    As for violence, I have faced down the barrel of guns three times in my life. The car I had in Los Angeles even caught a bullet hole. I have been attacked by a homeless person with a knife. I have had mortar rounds coming after me from Khun Sa's army on the Burmese border. I have even had three drug dealers here in Waimea wait after church on the road to teach me a lesson about calling the police on them. What sorrow? I am overjoyed that I am still here doing the Lord's work! I have even crash-landed twice in airplanes and have lived to sing God's praises. You have put pictures of nooses on this blog. Has someone tried to hang you? What violence do you speak of in your life?

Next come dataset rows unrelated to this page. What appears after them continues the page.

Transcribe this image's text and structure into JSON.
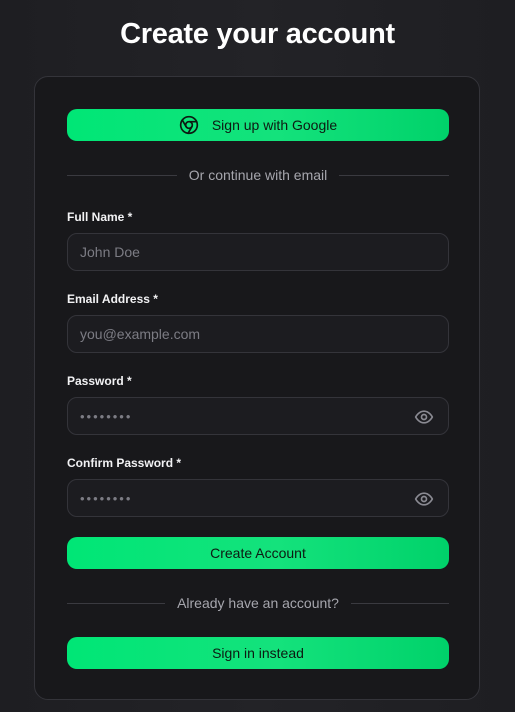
{
  "page": {
    "title": "Create your account"
  },
  "google_button": {
    "label": "Sign up with Google",
    "icon": "chrome-icon"
  },
  "divider_email": {
    "text": "Or continue with email"
  },
  "fields": {
    "full_name": {
      "label": "Full Name *",
      "placeholder": "John Doe",
      "value": ""
    },
    "email": {
      "label": "Email Address *",
      "placeholder": "you@example.com",
      "value": ""
    },
    "password": {
      "label": "Password *",
      "placeholder": "••••••••",
      "value": "",
      "toggle_icon": "eye-icon"
    },
    "confirm_password": {
      "label": "Confirm Password *",
      "placeholder": "••••••••",
      "value": "",
      "toggle_icon": "eye-icon"
    }
  },
  "create_button": {
    "label": "Create Account"
  },
  "divider_account": {
    "text": "Already have an account?"
  },
  "signin_button": {
    "label": "Sign in instead"
  },
  "colors": {
    "accent": "#00e676",
    "background": "#1e1e22",
    "card": "#18181b",
    "border": "#34343a"
  }
}
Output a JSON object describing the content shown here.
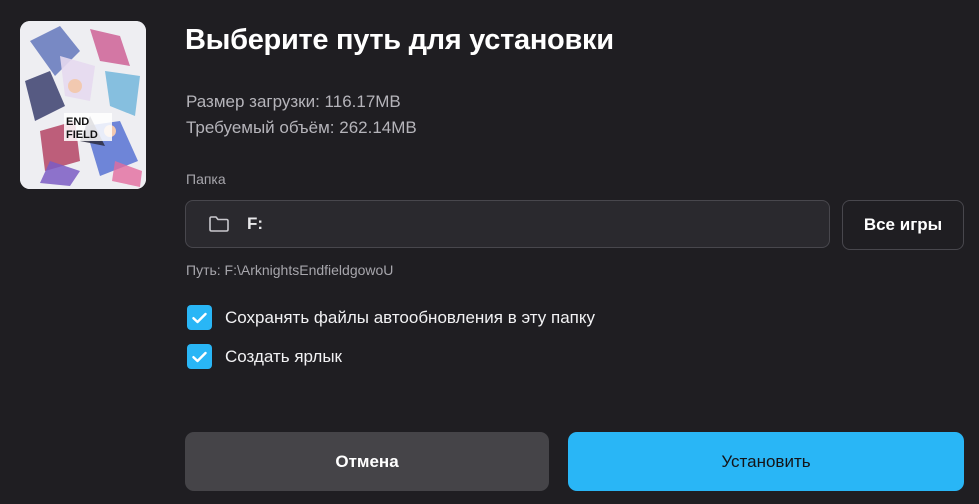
{
  "dialog": {
    "title": "Выберите путь для установки",
    "download_size": "Размер загрузки: 116.17MB",
    "required_space": "Требуемый объём: 262.14MB",
    "folder_label": "Папка",
    "folder_value": "F:",
    "all_games_label": "Все игры",
    "path_hint": "Путь: F:\\ArknightsEndfieldgowoU",
    "checkbox_autoupdate": "Сохранять файлы автообновления в эту папку",
    "checkbox_autoupdate_checked": true,
    "checkbox_shortcut": "Создать ярлык",
    "checkbox_shortcut_checked": true,
    "cancel_label": "Отмена",
    "install_label": "Установить"
  },
  "cover": {
    "logo_line1": "END",
    "logo_line2": "FIELD"
  },
  "colors": {
    "background": "#1f1e22",
    "accent": "#29b6f6",
    "secondary_button": "#454448"
  }
}
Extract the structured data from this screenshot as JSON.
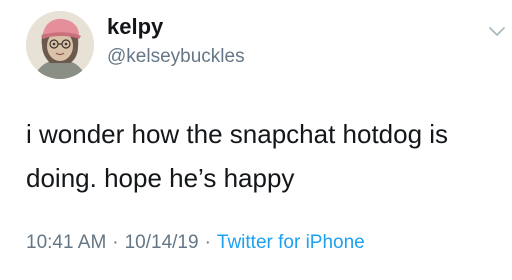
{
  "tweet": {
    "display_name": "kelpy",
    "handle": "@kelseybuckles",
    "text_line1": "i wonder how the snapchat hotdog is",
    "text_line2": "doing. hope he’s happy",
    "time": "10:41 AM",
    "date": "10/14/19",
    "separator": "·",
    "source": "Twitter for iPhone"
  },
  "icons": {
    "avatar": "profile-avatar",
    "menu": "chevron-down-icon"
  },
  "colors": {
    "text": "#14171a",
    "secondary": "#657786",
    "link": "#1da1f2",
    "background": "#ffffff"
  }
}
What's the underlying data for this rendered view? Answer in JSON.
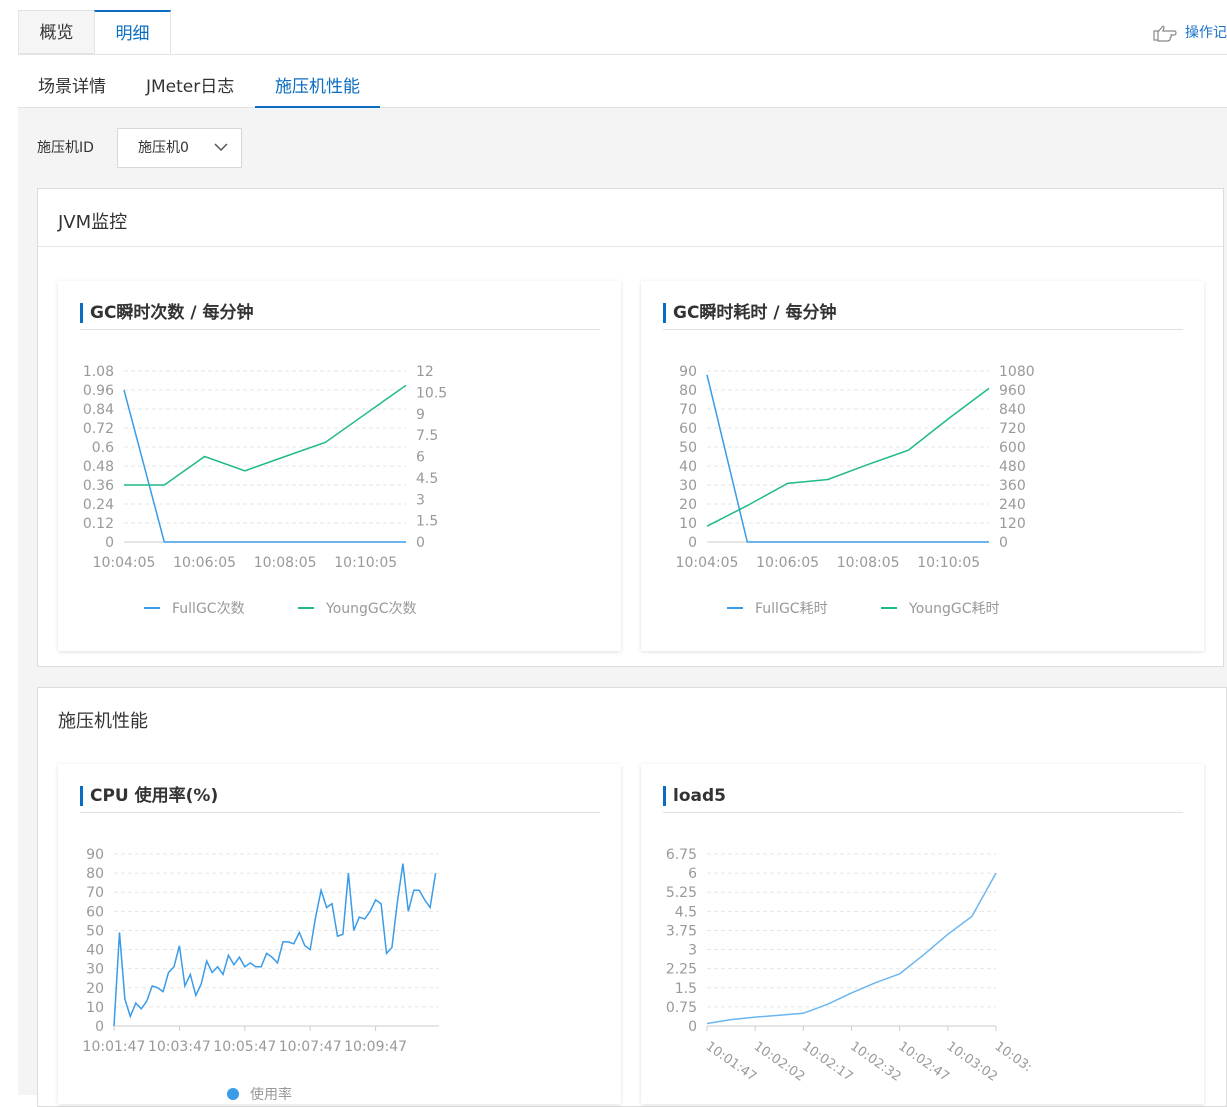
{
  "top_tabs": [
    {
      "label": "概览"
    },
    {
      "label": "明细"
    }
  ],
  "op_log": "操作记",
  "sub_tabs": [
    {
      "label": "场景详情"
    },
    {
      "label": "JMeter日志"
    },
    {
      "label": "施压机性能"
    }
  ],
  "machine_select": {
    "label": "施压机ID",
    "value": "施压机0"
  },
  "jvm_panel": {
    "title": "JVM监控"
  },
  "perf_panel": {
    "title": "施压机性能"
  },
  "colors": {
    "accent": "#0a6dc1",
    "series_blue": "#3a9be8",
    "series_green": "#1fb98a",
    "cpu_line": "#3a9be8",
    "load_line": "#6bb6f0"
  },
  "chart_data": [
    {
      "id": "gc_count",
      "type": "line",
      "title": "GC瞬时次数 / 每分钟",
      "x": [
        "10:04:05",
        "10:05:05",
        "10:06:05",
        "10:07:05",
        "10:08:05",
        "10:09:05",
        "10:10:05",
        "10:11:05"
      ],
      "x_tick_labels": [
        "10:04:05",
        "10:06:05",
        "10:08:05",
        "10:10:05"
      ],
      "y_left": {
        "ticks": [
          "0",
          "0.12",
          "0.24",
          "0.36",
          "0.48",
          "0.6",
          "0.72",
          "0.84",
          "0.96",
          "1.08"
        ],
        "range": [
          0,
          1.08
        ]
      },
      "y_right": {
        "ticks": [
          "0",
          "1.5",
          "3",
          "4.5",
          "6",
          "7.5",
          "9",
          "10.5",
          "12"
        ],
        "range": [
          0,
          12
        ]
      },
      "series": [
        {
          "name": "FullGC次数",
          "axis": "left",
          "values": [
            0.96,
            0,
            0,
            0,
            0,
            0,
            0,
            0
          ]
        },
        {
          "name": "YoungGC次数",
          "axis": "right",
          "values": [
            4,
            4,
            6,
            5,
            6,
            7,
            9,
            11
          ]
        }
      ],
      "legend": "bottom"
    },
    {
      "id": "gc_time",
      "type": "line",
      "title": "GC瞬时耗时 / 每分钟",
      "x": [
        "10:04:05",
        "10:05:05",
        "10:06:05",
        "10:07:05",
        "10:08:05",
        "10:09:05",
        "10:10:05",
        "10:11:05"
      ],
      "x_tick_labels": [
        "10:04:05",
        "10:06:05",
        "10:08:05",
        "10:10:05"
      ],
      "y_left": {
        "ticks": [
          "0",
          "10",
          "20",
          "30",
          "40",
          "50",
          "60",
          "70",
          "80",
          "90"
        ],
        "range": [
          0,
          90
        ]
      },
      "y_right": {
        "ticks": [
          "0",
          "120",
          "240",
          "360",
          "480",
          "600",
          "720",
          "840",
          "960",
          "1080"
        ],
        "range": [
          0,
          1080
        ]
      },
      "series": [
        {
          "name": "FullGC耗时",
          "axis": "left",
          "values": [
            88,
            0,
            0,
            0,
            0,
            0,
            0,
            0
          ]
        },
        {
          "name": "YoungGC耗时",
          "axis": "right",
          "values": [
            100,
            230,
            370,
            395,
            490,
            580,
            780,
            970
          ]
        }
      ],
      "legend": "bottom"
    },
    {
      "id": "cpu",
      "type": "line",
      "title": "CPU 使用率(%)",
      "x_tick_labels": [
        "10:01:47",
        "10:03:47",
        "10:05:47",
        "10:07:47",
        "10:09:47"
      ],
      "x_tick_index": [
        0,
        12,
        24,
        36,
        48
      ],
      "y": {
        "ticks": [
          "0",
          "10",
          "20",
          "30",
          "40",
          "50",
          "60",
          "70",
          "80",
          "90"
        ],
        "range": [
          0,
          90
        ]
      },
      "series": [
        {
          "name": "使用率",
          "values": [
            0,
            49,
            14,
            5,
            12,
            9,
            13,
            21,
            20,
            18,
            28,
            31,
            42,
            21,
            27,
            16,
            22,
            34,
            28,
            31,
            27,
            37,
            32,
            36,
            31,
            33,
            31,
            31,
            38,
            36,
            33,
            44,
            44,
            43,
            49,
            42,
            40,
            57,
            71,
            62,
            64,
            47,
            48,
            80,
            50,
            57,
            56,
            60,
            66,
            64,
            38,
            41,
            65,
            85,
            60,
            71,
            71,
            66,
            62,
            80
          ]
        }
      ],
      "legend": "bottom"
    },
    {
      "id": "load5",
      "type": "line",
      "title": "load5",
      "x_tick_labels": [
        "10:01:47",
        "10:02:02",
        "10:02:17",
        "10:02:32",
        "10:02:47",
        "10:03:02",
        "10:03:"
      ],
      "x": [
        "10:01:47",
        "10:01:54",
        "10:02:02",
        "10:02:09",
        "10:02:17",
        "10:02:24",
        "10:02:32",
        "10:02:39",
        "10:02:47",
        "10:02:54",
        "10:03:02",
        "10:03:09",
        "10:03:17"
      ],
      "y": {
        "ticks": [
          "0",
          "0.75",
          "1.5",
          "2.25",
          "3",
          "3.75",
          "4.5",
          "5.25",
          "6",
          "6.75"
        ],
        "range": [
          0,
          6.75
        ]
      },
      "series": [
        {
          "name": "load5",
          "values": [
            0.1,
            0.25,
            0.35,
            0.42,
            0.5,
            0.85,
            1.3,
            1.7,
            2.05,
            2.8,
            3.6,
            4.3,
            6.0
          ]
        }
      ]
    }
  ]
}
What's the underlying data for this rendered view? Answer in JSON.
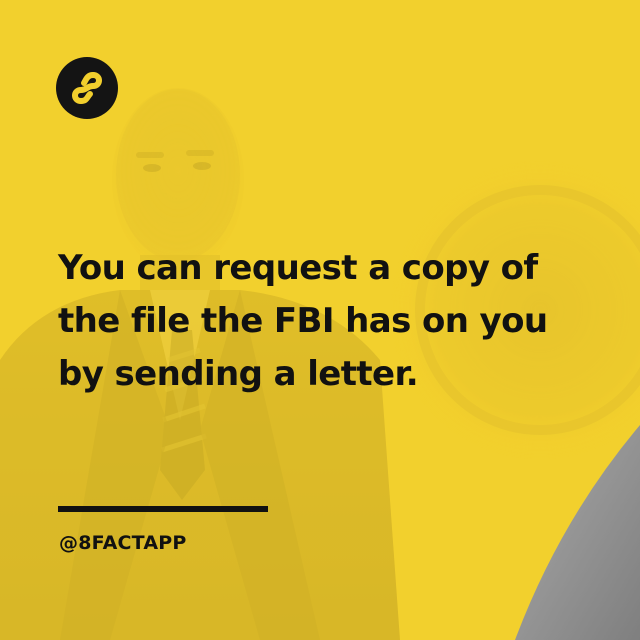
{
  "brand": {
    "logo_icon": "infinity-8-icon",
    "handle": "@8FACTAPP"
  },
  "fact": {
    "lines": [
      "You can request a copy of",
      "the file the FBI has on you",
      "by sending a letter."
    ]
  },
  "colors": {
    "background_yellow": "#f2cf2d",
    "text": "#111111",
    "logo_circle": "#141414",
    "corner_grey": "#8e8e8e"
  }
}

    1. The noises that upset you so, originated from The National Organization for Marriage, the anti-gay group founded and funded by the Mormon Church, I think this information nulls your last two questions at best. Otherwise, it appears to answer them with a response question. Do you align yourself with NOW?

    2. Nope. Not aligned with the Mormons. I have been a part of the United Church of Christ my whole life, and my family dates back to the original Congregationalists of 1620 (John Alden of the Mayflower, John Adams, Longfellow, etc.) I consider myself to be progressive, having led a church through the Open and Affirming process myself, and valuing the concept that all who seek Christ should be afforded that blessing. I simply object to Popham's use of profanity and pornography, finding it to be counter-progressive in fact. What woman after fighting so hard for inclusive language would tolerate being referred to as "b-tch" and "c-nt" as Popham does in his writing? Antoinette Brown turning in her grave? I do not think labeling me as a religious zealot is helpful. Also, whoever created the original noose depiction was certainly wrong for the sentiment and incitement of violence.

  6. Oops sorry—meant nooses not noises.

  7. Hi David,
    Blogs are odd things. And bloggers, too.
    I started a blog about a decade ago, worked on it diligently for many years, then stopped. My wife (now deceased) said I shouldn't stop blogging, and in retrospect I think she was right. But what is done is done.
    There's an online LGBTQ devotional site you might be interested in writing for. They're looking for LGBTQ devotional writers.
    I think you need to continue to be patient. You have a lot to offer, to the church, to the LGBTQ community, to all of us.
    BTW, I rarely post anything anymore, although I will probably start up a bit for a project I'm working on.
    But I've learned I don't have to publish every negative questioner and commenter who wanders across my blog. I often respond, but I've learned I am not obligated to engage.